Malaysians with Singapore work permits will continue to work in Singapore, with health screening and accommodation arrangements made for them, while food and products will continue to be transported across the border smoothly.
The Ministry of Foreign Affairs (MFA) said in a statement yesterday that Senior Minister and Coordinating Minister for National Security Teo Chee Hean spoke to Malaysian Senior Minister and Minister of Defence Ismail Sabri Yaakob on the phone on Thursday to discuss these issues in the light of Malaysia’s two-week movement control order.
The two senior ministers discussed the arrangements to ensure the health of the citizens on both sides of the border, while minimising disruptions to companies, workers and citizens.
MFA said Datuk Seri Ismail Sabri assured Mr Teo that Malaysia will facilitate the smooth transport of food, while both sides will ensure the transport of commercial goods across land checkpoints.
At a separate news conference in Malaysia yesterday, the Malaysian minister said: “I understand there were discussions.

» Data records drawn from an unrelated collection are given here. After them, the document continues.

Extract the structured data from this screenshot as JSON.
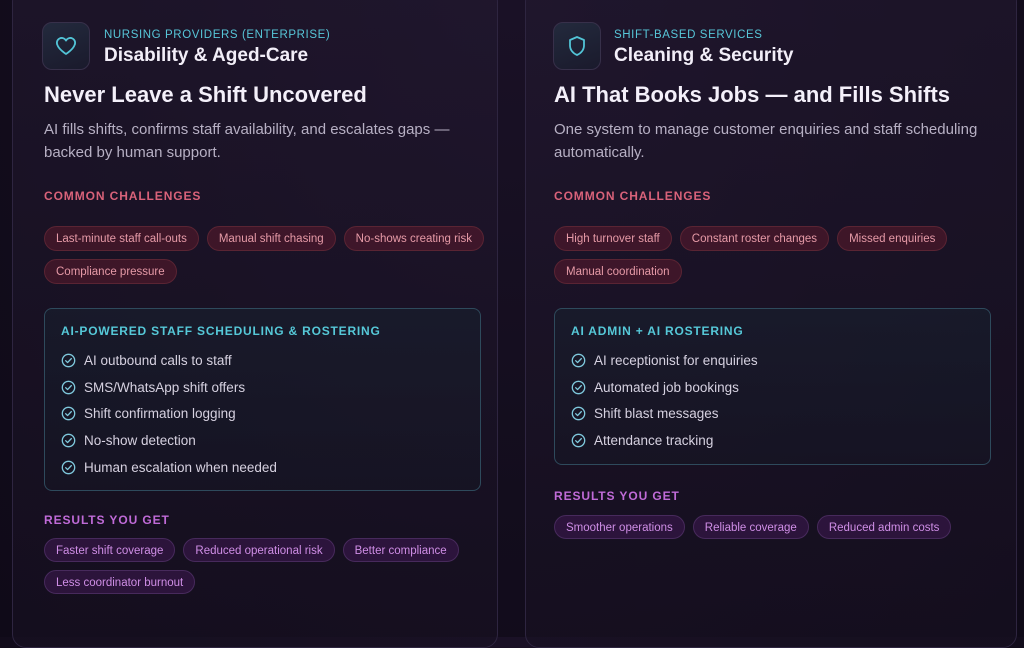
{
  "cards": [
    {
      "eyebrow": "NURSING PROVIDERS (ENTERPRISE)",
      "title": "Disability & Aged-Care",
      "icon": "heart-icon",
      "headline": "Never Leave a Shift Uncovered",
      "subtext": "AI fills shifts, confirms staff availability, and escalates gaps — backed by human support.",
      "challenges_label": "COMMON CHALLENGES",
      "challenges": [
        "Last-minute staff call-outs",
        "Manual shift chasing",
        "No-shows creating risk",
        "Compliance pressure"
      ],
      "feature_title": "AI-POWERED STAFF SCHEDULING & ROSTERING",
      "features": [
        "AI outbound calls to staff",
        "SMS/WhatsApp shift offers",
        "Shift confirmation logging",
        "No-show detection",
        "Human escalation when needed"
      ],
      "results_label": "RESULTS YOU GET",
      "results": [
        "Faster shift coverage",
        "Reduced operational risk",
        "Better compliance",
        "Less coordinator burnout"
      ]
    },
    {
      "eyebrow": "SHIFT-BASED SERVICES",
      "title": "Cleaning & Security",
      "icon": "shield-icon",
      "headline": "AI That Books Jobs — and Fills Shifts",
      "subtext": "One system to manage customer enquiries and staff scheduling automatically.",
      "challenges_label": "COMMON CHALLENGES",
      "challenges": [
        "High turnover staff",
        "Constant roster changes",
        "Missed enquiries",
        "Manual coordination"
      ],
      "feature_title": "AI ADMIN + AI ROSTERING",
      "features": [
        "AI receptionist for enquiries",
        "Automated job bookings",
        "Shift blast messages",
        "Attendance tracking"
      ],
      "results_label": "RESULTS YOU GET",
      "results": [
        "Smoother operations",
        "Reliable coverage",
        "Reduced admin costs"
      ]
    }
  ],
  "colors": {
    "accent_cyan": "#56c8d8",
    "challenge_red": "#d9627a",
    "result_purple": "#c06bd8",
    "background": "#130d1d"
  }
}
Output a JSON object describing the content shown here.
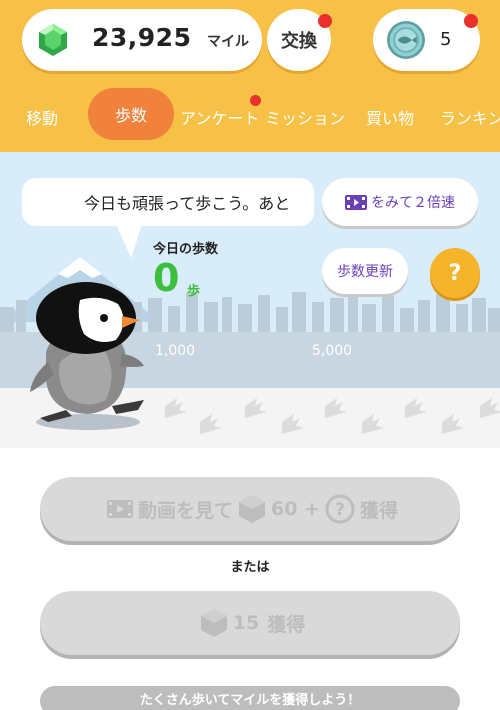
{
  "header": {
    "miles_value": "23,925",
    "miles_unit": "マイル",
    "exchange_label": "交換",
    "coin_value": "5"
  },
  "tabs": [
    {
      "label": "移動"
    },
    {
      "label": "歩数"
    },
    {
      "label": "アンケート"
    },
    {
      "label": "ミッション"
    },
    {
      "label": "買い物"
    },
    {
      "label": "ランキン"
    }
  ],
  "scene": {
    "bubble_text": "今日も頑張って歩こう。あと",
    "double_speed_label": "をみて２倍速",
    "steps_update_label": "歩数更新",
    "help_label": "?",
    "today_label": "今日の歩数",
    "steps_value": "0",
    "steps_unit": "歩",
    "milestone_1": "1,000",
    "milestone_2": "5,000"
  },
  "actions": {
    "video_button_text": "動画を見て",
    "video_button_amount": "60 +",
    "video_button_suffix": "獲得",
    "or_text": "または",
    "miles_button_amount": "15",
    "miles_button_suffix": "獲得"
  },
  "banner": {
    "text": "たくさん歩いてマイルを獲得しよう！"
  },
  "colors": {
    "header": "#f7c148",
    "active_tab": "#f0823b",
    "steps_green": "#3dbf3d",
    "accent_purple": "#6b3fb7",
    "notification": "#e9302c"
  }
}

And both sides have agreed that all workers will continue to work there. The Singapore Government has agreed to set up accommodation for them in Singapore for two weeks. So, they will go to Singapore and stay at the accommodation prepared for them, and when they return to Malaysia, Singapore will screen them.”
Both senior ministers are chairing the Special Working Committee on the Covid-19 crisis, and agreed to establish three working groups under the committee to coordinate the movement of people, goods and daily operational issues at land checkpoints.
The Straits Times reported on Thursday that Malaysia would temporarily lift the travel ban on citizens who commute to Singapore for work, on the condition that they are housed on the island for the duration of Malaysia’s ongoing restricted movement order.
Malaysia closed its borders for two weeks on Wednesday, in an attempt to curb its rising number of coronavirus cases.
All Malaysians have been barred from travelling overseas, including around 300,000 daily travellers who commute to Singapore on a near-daily basis for work or study.
With yesterday’s announcement, those with long-term passes will now be allowed to leave the country, provided they do not return during the two-week period.
Malaysia has more than 1,000 confirmed coronavirus cases, with two deaths.
The Singapore Government is working with stakeholders to provide those without living arrangements here with temporary accommodation.
By Tuesday night, about 10,000 workers had received such help, Manpower Minister Josephine Teo said on the first day of the travel restrictions on Wednesday.
Also on Wednesday, Trade and Industry Minister Chan Chun Sing said most wholesalers and retailers received their goods from Malaysia as usual in the morning.